| DATA TO EXAMINE |
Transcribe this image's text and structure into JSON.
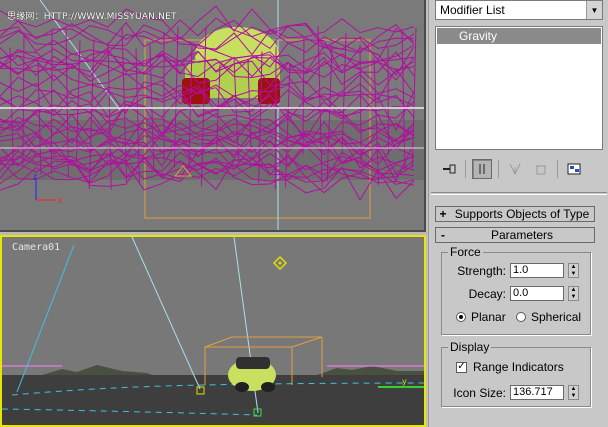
{
  "watermark": "思缘网：HTTP://WWW.MISSYUAN.NET",
  "viewports": {
    "front": {
      "axis_z": "z",
      "axis_x": "x"
    },
    "camera": {
      "label": "Camera01",
      "axis_y": "y"
    }
  },
  "panel": {
    "modifier_list": "Modifier List",
    "modifier_stack": [
      "Gravity"
    ],
    "rollouts": {
      "supports": {
        "sign": "+",
        "label": "Supports Objects of Type"
      },
      "parameters": {
        "sign": "-",
        "label": "Parameters"
      }
    },
    "force": {
      "title": "Force",
      "strength_label": "Strength:",
      "strength_value": "1.0",
      "decay_label": "Decay:",
      "decay_value": "0.0",
      "planar_label": "Planar",
      "spherical_label": "Spherical",
      "selected": "Planar"
    },
    "display": {
      "title": "Display",
      "range_indicators_label": "Range Indicators",
      "range_indicators_checked": true,
      "icon_size_label": "Icon Size:",
      "icon_size_value": "136.717"
    }
  },
  "colors": {
    "viewport_bg": "#7a7a7a",
    "active_viewport_border": "#e6e600",
    "wireframe": "#b0109e",
    "car_body": "#c8e060",
    "gizmo": "#e0a040",
    "camera_lines": "#a8e0f0"
  }
}
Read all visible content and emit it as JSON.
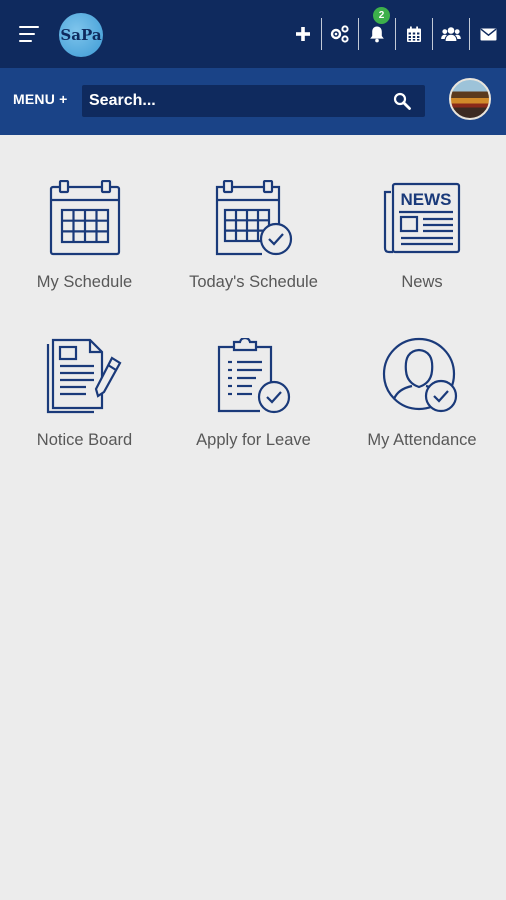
{
  "header": {
    "logo_text": "SaPa",
    "notification_count": "2",
    "actions": [
      {
        "icon": "plus-icon"
      },
      {
        "icon": "share-settings-icon"
      },
      {
        "icon": "bell-icon"
      },
      {
        "icon": "calendar-icon"
      },
      {
        "icon": "users-icon"
      },
      {
        "icon": "mail-icon"
      }
    ]
  },
  "search": {
    "menu_label": "MENU +",
    "placeholder": "Search..."
  },
  "tiles": [
    {
      "label": "My Schedule",
      "icon": "calendar-grid-icon"
    },
    {
      "label": "Today's Schedule",
      "icon": "calendar-check-icon"
    },
    {
      "label": "News",
      "icon": "newspaper-icon"
    },
    {
      "label": "Notice Board",
      "icon": "notice-board-icon"
    },
    {
      "label": "Apply for Leave",
      "icon": "clipboard-check-icon"
    },
    {
      "label": "My Attendance",
      "icon": "user-check-icon"
    }
  ],
  "colors": {
    "header_bg": "#0f2a5e",
    "search_bar_bg": "#1a4387",
    "icon_stroke": "#1a3a7a",
    "badge": "#3db04b",
    "page_bg": "#ececec"
  }
}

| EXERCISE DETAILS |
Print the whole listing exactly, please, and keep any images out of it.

| WRITTEN RESPONSE |
Transcribe this image's text and structure into JSON.
{
  "watermark": "思缘网：HTTP://WWW.MISSYUAN.NET",
  "viewports": {
    "front": {
      "axis_z": "z",
      "axis_x": "x"
    },
    "camera": {
      "label": "Camera01",
      "axis_y": "y"
    }
  },
  "panel": {
    "modifier_list": "Modifier List",
    "modifier_stack": [
      "Gravity"
    ],
    "rollouts": {
      "supports": {
        "sign": "+",
        "label": "Supports Objects of Type"
      },
      "parameters": {
        "sign": "-",
        "label": "Parameters"
      }
    },
    "force": {
      "title": "Force",
      "strength_label": "Strength:",
      "strength_value": "1.0",
      "decay_label": "Decay:",
      "decay_value": "0.0",
      "planar_label": "Planar",
      "spherical_label": "Spherical",
      "selected": "Planar"
    },
    "display": {
      "title": "Display",
      "range_indicators_label": "Range Indicators",
      "range_indicators_checked": true,
      "icon_size_label": "Icon Size:",
      "icon_size_value": "136.717"
    }
  },
  "colors": {
    "viewport_bg": "#7a7a7a",
    "active_viewport_border": "#e6e600",
    "wireframe": "#b0109e",
    "car_body": "#c8e060",
    "gizmo": "#e0a040",
    "camera_lines": "#a8e0f0"
  }
}
Read all visible content and emit it as JSON.
{
  "header": {
    "logo_text": "SaPa",
    "notification_count": "2",
    "actions": [
      {
        "icon": "plus-icon"
      },
      {
        "icon": "share-settings-icon"
      },
      {
        "icon": "bell-icon"
      },
      {
        "icon": "calendar-icon"
      },
      {
        "icon": "users-icon"
      },
      {
        "icon": "mail-icon"
      }
    ]
  },
  "search": {
    "menu_label": "MENU +",
    "placeholder": "Search..."
  },
  "tiles": [
    {
      "label": "My Schedule",
      "icon": "calendar-grid-icon"
    },
    {
      "label": "Today's Schedule",
      "icon": "calendar-check-icon"
    },
    {
      "label": "News",
      "icon": "newspaper-icon"
    },
    {
      "label": "Notice Board",
      "icon": "notice-board-icon"
    },
    {
      "label": "Apply for Leave",
      "icon": "clipboard-check-icon"
    },
    {
      "label": "My Attendance",
      "icon": "user-check-icon"
    }
  ],
  "colors": {
    "header_bg": "#0f2a5e",
    "search_bar_bg": "#1a4387",
    "icon_stroke": "#1a3a7a",
    "badge": "#3db04b",
    "page_bg": "#ececec"
  }
}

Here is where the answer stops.